> _TASK DESCRIPTION_:
Each line of the data below holding the word "title" must be copied.
-- GIVEN ENTRIES follows --
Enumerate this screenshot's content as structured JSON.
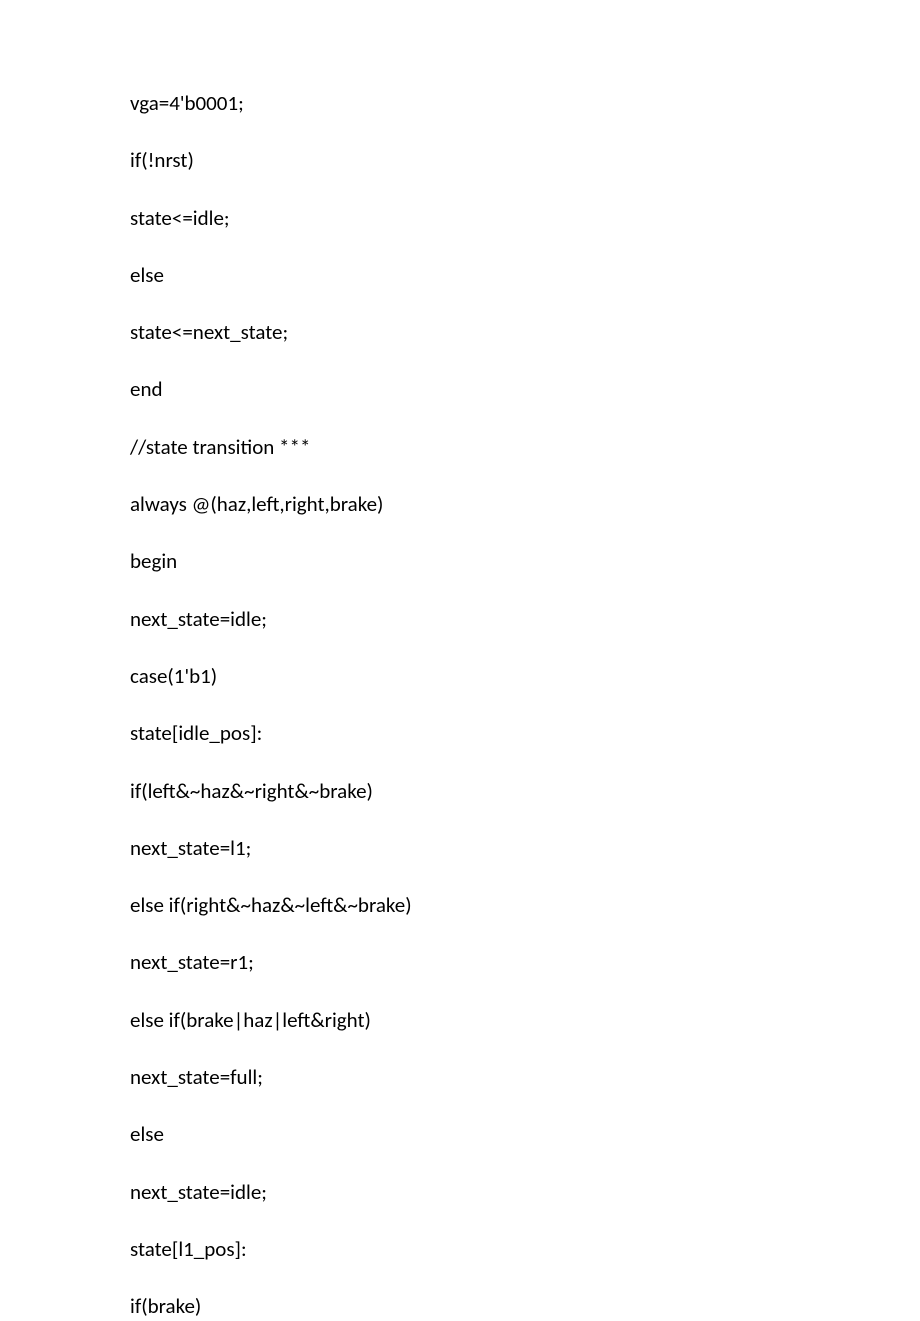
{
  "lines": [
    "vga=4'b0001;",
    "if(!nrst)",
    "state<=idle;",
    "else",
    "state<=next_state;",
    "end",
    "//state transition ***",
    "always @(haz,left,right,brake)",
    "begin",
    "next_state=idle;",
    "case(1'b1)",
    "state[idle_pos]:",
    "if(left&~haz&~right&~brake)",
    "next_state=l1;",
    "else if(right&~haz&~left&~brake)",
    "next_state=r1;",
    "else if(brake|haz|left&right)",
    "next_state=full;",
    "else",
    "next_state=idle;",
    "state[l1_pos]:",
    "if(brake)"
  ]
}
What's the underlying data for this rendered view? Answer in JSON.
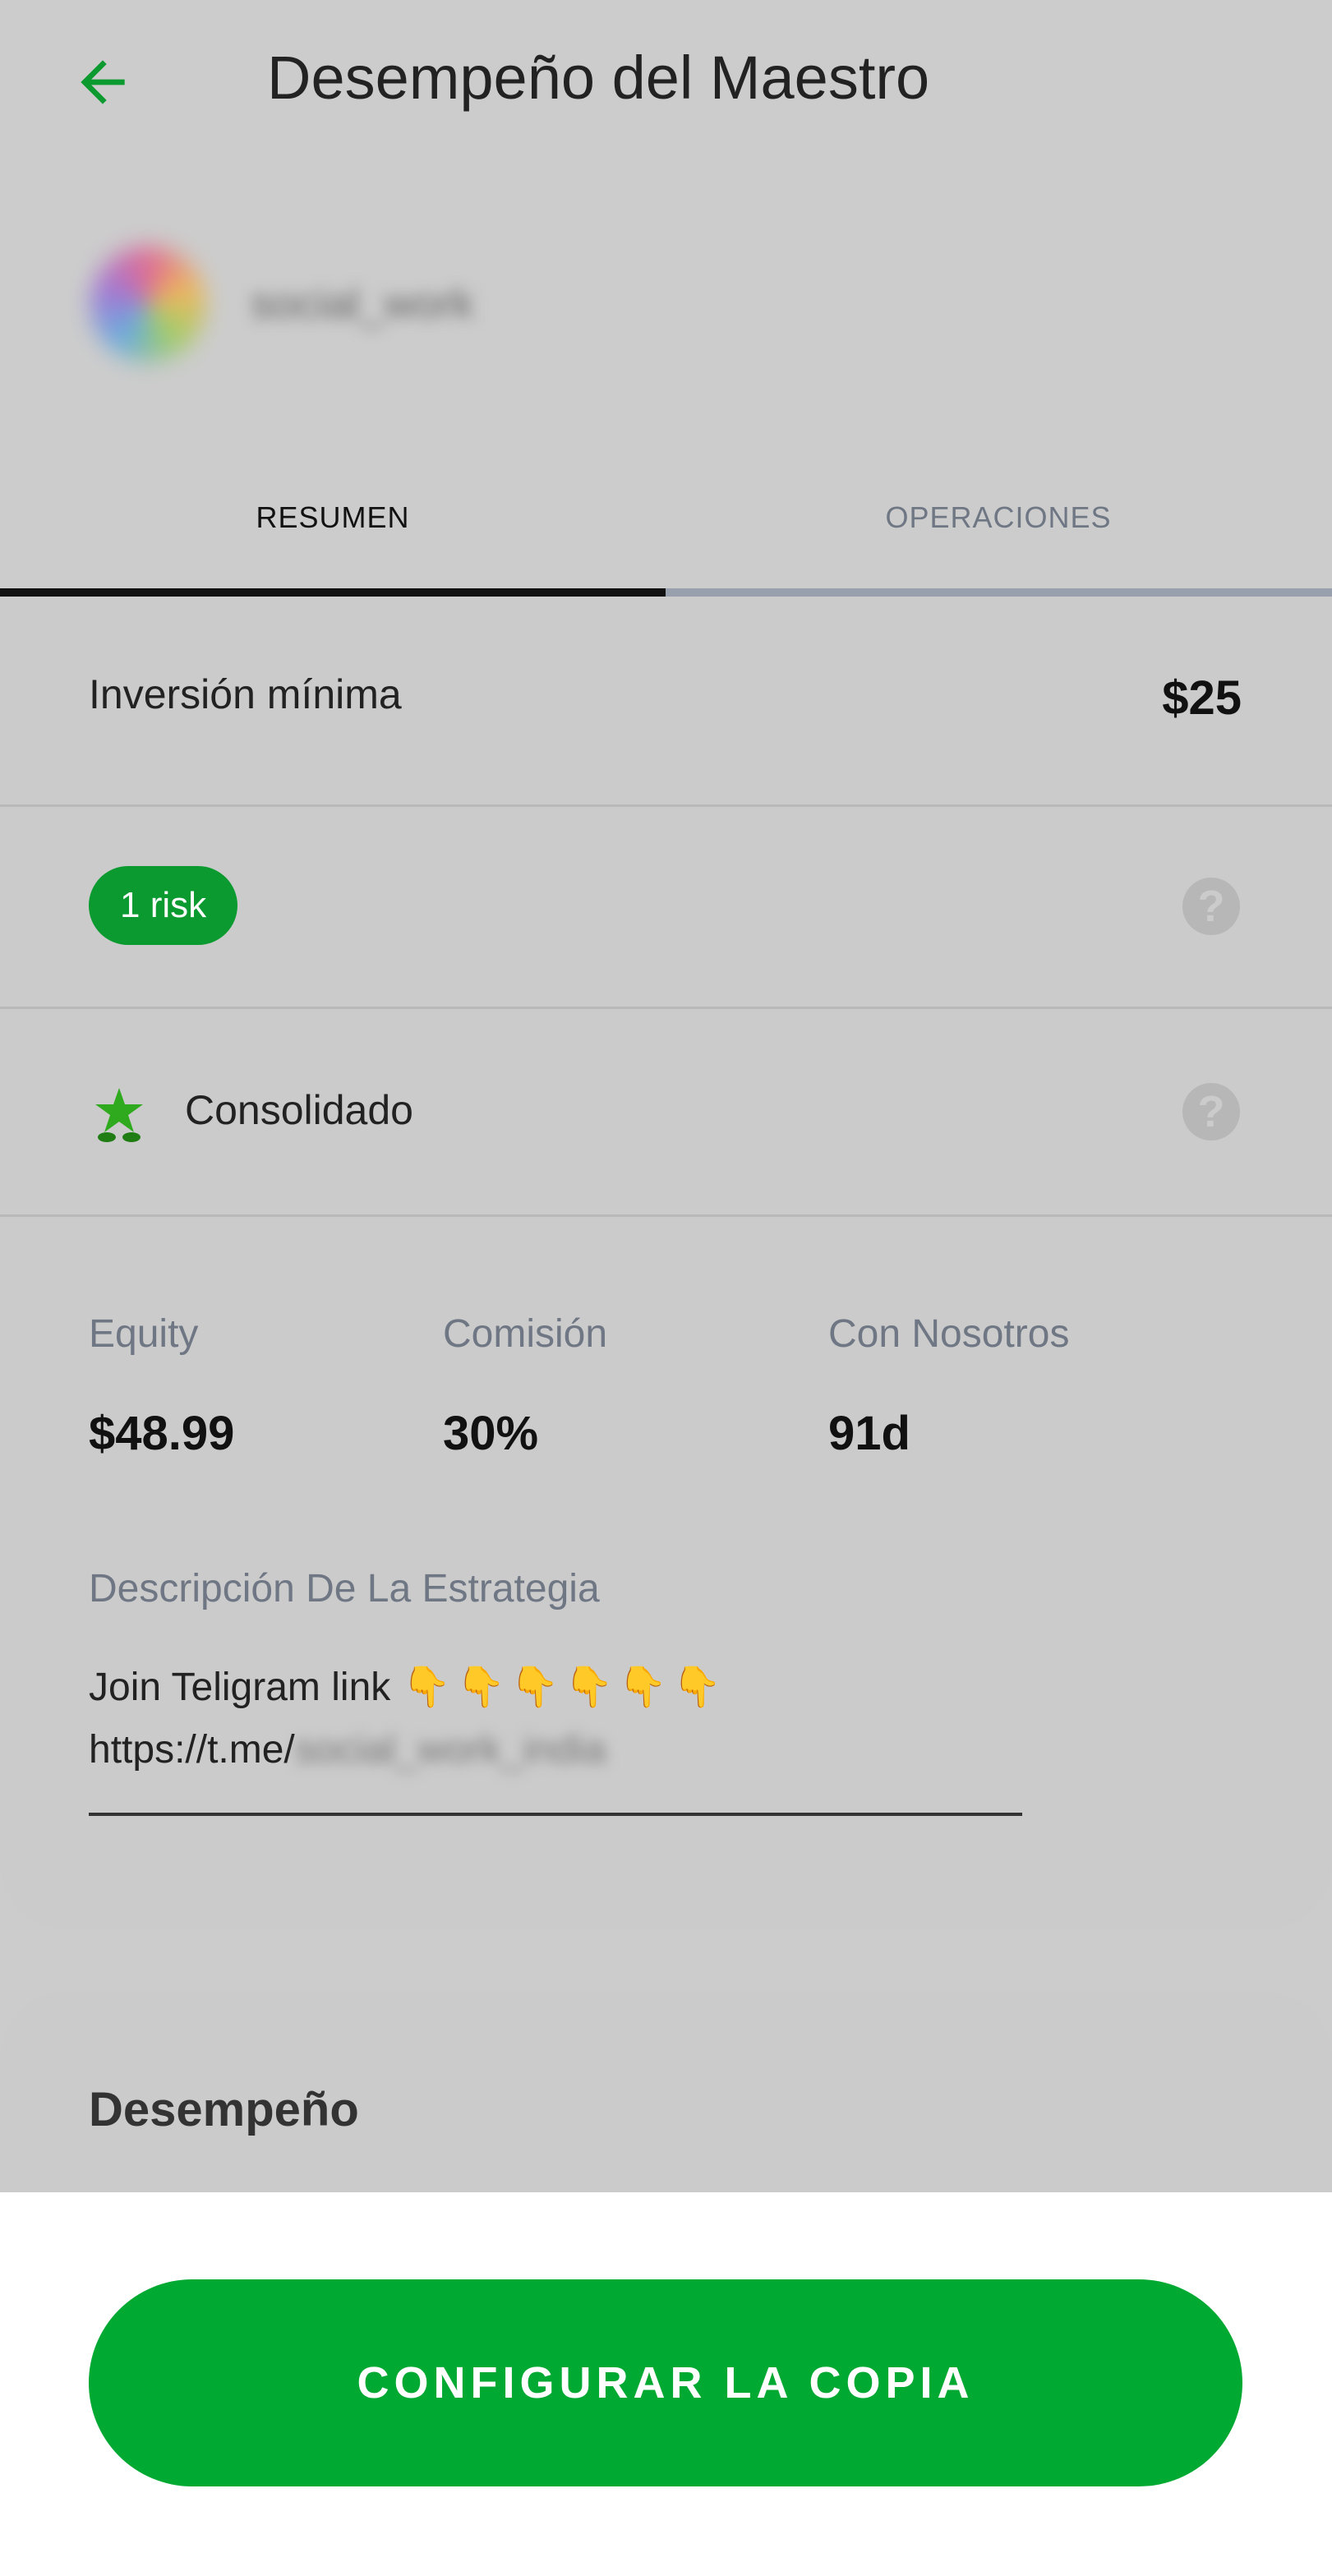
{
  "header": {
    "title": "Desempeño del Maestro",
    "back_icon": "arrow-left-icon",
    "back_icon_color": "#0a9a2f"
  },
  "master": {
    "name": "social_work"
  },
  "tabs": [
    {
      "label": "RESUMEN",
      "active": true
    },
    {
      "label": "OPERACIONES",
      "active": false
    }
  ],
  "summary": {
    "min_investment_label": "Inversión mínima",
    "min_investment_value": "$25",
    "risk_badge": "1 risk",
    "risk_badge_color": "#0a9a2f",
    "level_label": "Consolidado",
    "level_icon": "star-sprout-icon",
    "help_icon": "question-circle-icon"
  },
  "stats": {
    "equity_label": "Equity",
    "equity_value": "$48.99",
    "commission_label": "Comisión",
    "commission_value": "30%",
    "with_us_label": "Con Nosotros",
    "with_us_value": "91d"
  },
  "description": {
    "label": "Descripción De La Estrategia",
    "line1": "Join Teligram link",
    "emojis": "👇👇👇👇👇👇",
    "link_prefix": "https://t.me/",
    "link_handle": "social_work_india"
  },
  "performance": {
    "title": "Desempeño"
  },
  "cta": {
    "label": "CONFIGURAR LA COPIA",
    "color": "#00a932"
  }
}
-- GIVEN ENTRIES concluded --
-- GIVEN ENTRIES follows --
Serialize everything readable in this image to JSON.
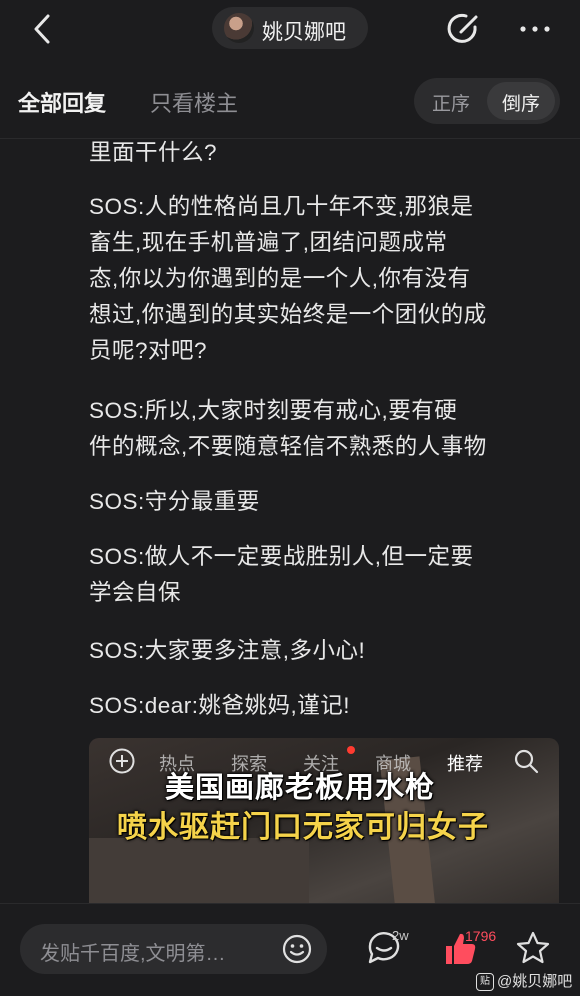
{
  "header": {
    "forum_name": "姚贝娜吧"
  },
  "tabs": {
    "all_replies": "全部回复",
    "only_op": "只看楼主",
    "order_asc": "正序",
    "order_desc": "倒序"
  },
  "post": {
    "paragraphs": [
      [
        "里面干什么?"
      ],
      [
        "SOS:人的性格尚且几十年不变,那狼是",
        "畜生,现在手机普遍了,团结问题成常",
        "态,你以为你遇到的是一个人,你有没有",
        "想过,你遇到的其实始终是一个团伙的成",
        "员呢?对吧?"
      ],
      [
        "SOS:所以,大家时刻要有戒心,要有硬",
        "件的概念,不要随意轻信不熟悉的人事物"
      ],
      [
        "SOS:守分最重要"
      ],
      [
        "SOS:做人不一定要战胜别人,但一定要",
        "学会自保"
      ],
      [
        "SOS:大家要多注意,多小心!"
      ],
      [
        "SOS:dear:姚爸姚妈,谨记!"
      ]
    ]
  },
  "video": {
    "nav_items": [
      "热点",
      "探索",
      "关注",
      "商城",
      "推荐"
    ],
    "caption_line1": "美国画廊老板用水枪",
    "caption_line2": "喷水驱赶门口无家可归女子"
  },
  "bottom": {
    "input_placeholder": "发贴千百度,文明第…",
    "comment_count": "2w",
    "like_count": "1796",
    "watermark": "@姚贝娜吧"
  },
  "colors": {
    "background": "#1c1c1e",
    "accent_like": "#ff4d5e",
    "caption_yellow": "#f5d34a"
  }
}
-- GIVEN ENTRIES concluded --
> _EXERCISE RESPONSE_:
    "title": "Desempeño del Maestro",
    "title": "Desempeño"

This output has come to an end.